In many states early education programs and schools are sorted into tiers based on certain quality or performance measures. These tiers are often represented as stars in the case of QRIS for early education programs or A-F grades for schools in the 14 states that assign letter grades based on school performance. Tier placement, as the authors note, can be a useful indicator of program quality for parents, educators, and policymakers, but existing tiers don’t always reflect the quality of instruction, particularly in K-12 when tier placement may largely be determined by student test scores. Effective performance tiers should consistently measure both professional practice and child outcomes—for early education programs and K-12 programs alike.
There are some pitfalls to the tier system, of course, which policymakers should approach with caution. Although tier placement can help schools identify areas for improvement, tying certain tiers to financial or other support is not usually the best way to get schools to improve their programs. With the lost resources, they’re likely to face even more struggles, even while trying to make big changes.
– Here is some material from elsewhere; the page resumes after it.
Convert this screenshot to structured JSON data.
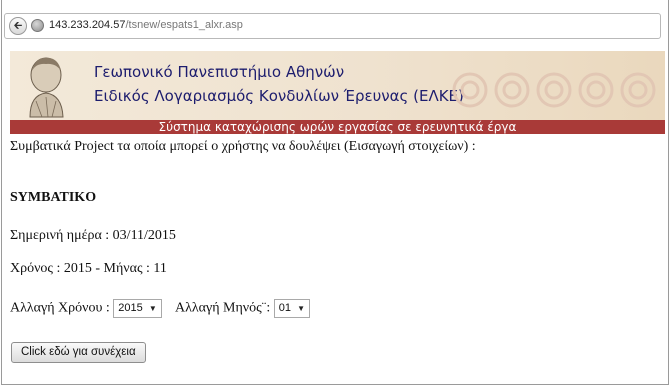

And just because two schools are in the same tier does not mean they have the same needs. As the authors explain, “Instead of broad-brush supports based on wide performance tiers, support systems should be based on more precise supports reflective of a school’s specifically diagnosed need.” This isn’t necessarily possible under existing accountability systems, which don’t include much detail about why schools need what they need. But better-targeted supports might be more feasible if we were effectively measuring the right metrics.
Still, the potential for joint early education and K-12 accountability structures is huge. Creating a cohesive birth-through-high-school system helps ensure that programs meet student needs from their first year of school to their last by building a strong foundation that extends through graduation.
Implementing the authors’ reforms would be a complex endeavor, but could strengthen both the early education and K-12 accountability systems and ultimately help more kids succeed in school. Ensuring that professional practice and child outcomes are accurately measured in every single grade can allow educators and policymakers to intervene early and often so that children don’t fall too far behind too early. And it can bring the multiple measures, early childhood-based approach to the K-12 community.